Data about app and page elements:
____

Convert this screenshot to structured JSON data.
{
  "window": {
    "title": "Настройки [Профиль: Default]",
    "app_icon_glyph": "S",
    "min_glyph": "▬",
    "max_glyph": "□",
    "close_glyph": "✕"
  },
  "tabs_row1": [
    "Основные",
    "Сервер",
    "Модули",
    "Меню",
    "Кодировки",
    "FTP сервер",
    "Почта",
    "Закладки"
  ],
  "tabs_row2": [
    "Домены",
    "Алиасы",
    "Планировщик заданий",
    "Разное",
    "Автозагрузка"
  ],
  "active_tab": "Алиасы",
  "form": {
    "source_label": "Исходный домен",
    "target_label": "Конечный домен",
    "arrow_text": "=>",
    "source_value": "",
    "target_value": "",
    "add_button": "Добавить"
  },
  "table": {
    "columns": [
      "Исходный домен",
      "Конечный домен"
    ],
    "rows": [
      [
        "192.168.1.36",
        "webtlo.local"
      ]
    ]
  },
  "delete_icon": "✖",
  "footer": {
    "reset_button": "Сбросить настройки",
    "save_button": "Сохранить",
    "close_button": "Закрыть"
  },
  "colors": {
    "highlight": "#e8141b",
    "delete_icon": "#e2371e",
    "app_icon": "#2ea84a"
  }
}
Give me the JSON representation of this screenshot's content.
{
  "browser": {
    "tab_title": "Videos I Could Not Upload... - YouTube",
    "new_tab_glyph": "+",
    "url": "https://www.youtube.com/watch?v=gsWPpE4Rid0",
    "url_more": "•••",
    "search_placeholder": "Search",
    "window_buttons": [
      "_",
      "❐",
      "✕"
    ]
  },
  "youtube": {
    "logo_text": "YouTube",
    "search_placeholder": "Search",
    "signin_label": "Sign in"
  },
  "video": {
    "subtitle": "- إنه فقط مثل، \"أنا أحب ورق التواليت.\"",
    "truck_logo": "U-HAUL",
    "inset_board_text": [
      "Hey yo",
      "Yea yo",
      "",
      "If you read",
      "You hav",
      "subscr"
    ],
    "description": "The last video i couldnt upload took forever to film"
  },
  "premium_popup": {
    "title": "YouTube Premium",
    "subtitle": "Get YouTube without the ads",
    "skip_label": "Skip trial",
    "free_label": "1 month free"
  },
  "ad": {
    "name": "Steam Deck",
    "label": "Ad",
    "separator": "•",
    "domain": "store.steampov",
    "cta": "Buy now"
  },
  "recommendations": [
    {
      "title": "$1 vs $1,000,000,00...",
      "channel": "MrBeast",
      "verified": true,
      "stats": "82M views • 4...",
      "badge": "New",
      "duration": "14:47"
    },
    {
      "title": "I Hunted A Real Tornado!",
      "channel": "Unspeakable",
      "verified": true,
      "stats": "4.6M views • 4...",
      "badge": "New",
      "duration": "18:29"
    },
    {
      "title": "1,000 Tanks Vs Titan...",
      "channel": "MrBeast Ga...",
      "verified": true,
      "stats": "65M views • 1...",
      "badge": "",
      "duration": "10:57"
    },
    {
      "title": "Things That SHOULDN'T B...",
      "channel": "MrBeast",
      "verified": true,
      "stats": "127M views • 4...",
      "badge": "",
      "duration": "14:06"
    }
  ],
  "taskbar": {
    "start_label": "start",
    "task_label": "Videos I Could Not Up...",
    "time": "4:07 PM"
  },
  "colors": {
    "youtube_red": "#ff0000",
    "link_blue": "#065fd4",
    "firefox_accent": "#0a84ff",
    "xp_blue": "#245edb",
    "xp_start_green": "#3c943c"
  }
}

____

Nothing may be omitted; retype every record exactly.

ANSWER TO THIS TASK ->
Convert this screenshot to structured JSON data.
{
  "window": {
    "title": "Настройки [Профиль: Default]",
    "app_icon_glyph": "S",
    "min_glyph": "▬",
    "max_glyph": "□",
    "close_glyph": "✕"
  },
  "tabs_row1": [
    "Основные",
    "Сервер",
    "Модули",
    "Меню",
    "Кодировки",
    "FTP сервер",
    "Почта",
    "Закладки"
  ],
  "tabs_row2": [
    "Домены",
    "Алиасы",
    "Планировщик заданий",
    "Разное",
    "Автозагрузка"
  ],
  "active_tab": "Алиасы",
  "form": {
    "source_label": "Исходный домен",
    "target_label": "Конечный домен",
    "arrow_text": "=>",
    "source_value": "",
    "target_value": "",
    "add_button": "Добавить"
  },
  "table": {
    "columns": [
      "Исходный домен",
      "Конечный домен"
    ],
    "rows": [
      [
        "192.168.1.36",
        "webtlo.local"
      ]
    ]
  },
  "delete_icon": "✖",
  "footer": {
    "reset_button": "Сбросить настройки",
    "save_button": "Сохранить",
    "close_button": "Закрыть"
  },
  "colors": {
    "highlight": "#e8141b",
    "delete_icon": "#e2371e",
    "app_icon": "#2ea84a"
  }
}
Give me the JSON representation of this screenshot's content.
{
  "browser": {
    "tab_title": "Videos I Could Not Upload... - YouTube",
    "new_tab_glyph": "+",
    "url": "https://www.youtube.com/watch?v=gsWPpE4Rid0",
    "url_more": "•••",
    "search_placeholder": "Search",
    "window_buttons": [
      "_",
      "❐",
      "✕"
    ]
  },
  "youtube": {
    "logo_text": "YouTube",
    "search_placeholder": "Search",
    "signin_label": "Sign in"
  },
  "video": {
    "subtitle": "- إنه فقط مثل، \"أنا أحب ورق التواليت.\"",
    "truck_logo": "U-HAUL",
    "inset_board_text": [
      "Hey yo",
      "Yea yo",
      "",
      "If you read",
      "You hav",
      "subscr"
    ],
    "description": "The last video i couldnt upload took forever to film"
  },
  "premium_popup": {
    "title": "YouTube Premium",
    "subtitle": "Get YouTube without the ads",
    "skip_label": "Skip trial",
    "free_label": "1 month free"
  },
  "ad": {
    "name": "Steam Deck",
    "label": "Ad",
    "separator": "•",
    "domain": "store.steampov",
    "cta": "Buy now"
  },
  "recommendations": [
    {
      "title": "$1 vs $1,000,000,00...",
      "channel": "MrBeast",
      "verified": true,
      "stats": "82M views • 4...",
      "badge": "New",
      "duration": "14:47"
    },
    {
      "title": "I Hunted A Real Tornado!",
      "channel": "Unspeakable",
      "verified": true,
      "stats": "4.6M views • 4...",
      "badge": "New",
      "duration": "18:29"
    },
    {
      "title": "1,000 Tanks Vs Titan...",
      "channel": "MrBeast Ga...",
      "verified": true,
      "stats": "65M views • 1...",
      "badge": "",
      "duration": "10:57"
    },
    {
      "title": "Things That SHOULDN'T B...",
      "channel": "MrBeast",
      "verified": true,
      "stats": "127M views • 4...",
      "badge": "",
      "duration": "14:06"
    }
  ],
  "taskbar": {
    "start_label": "start",
    "task_label": "Videos I Could Not Up...",
    "time": "4:07 PM"
  },
  "colors": {
    "youtube_red": "#ff0000",
    "link_blue": "#065fd4",
    "firefox_accent": "#0a84ff",
    "xp_blue": "#245edb",
    "xp_start_green": "#3c943c"
  }
}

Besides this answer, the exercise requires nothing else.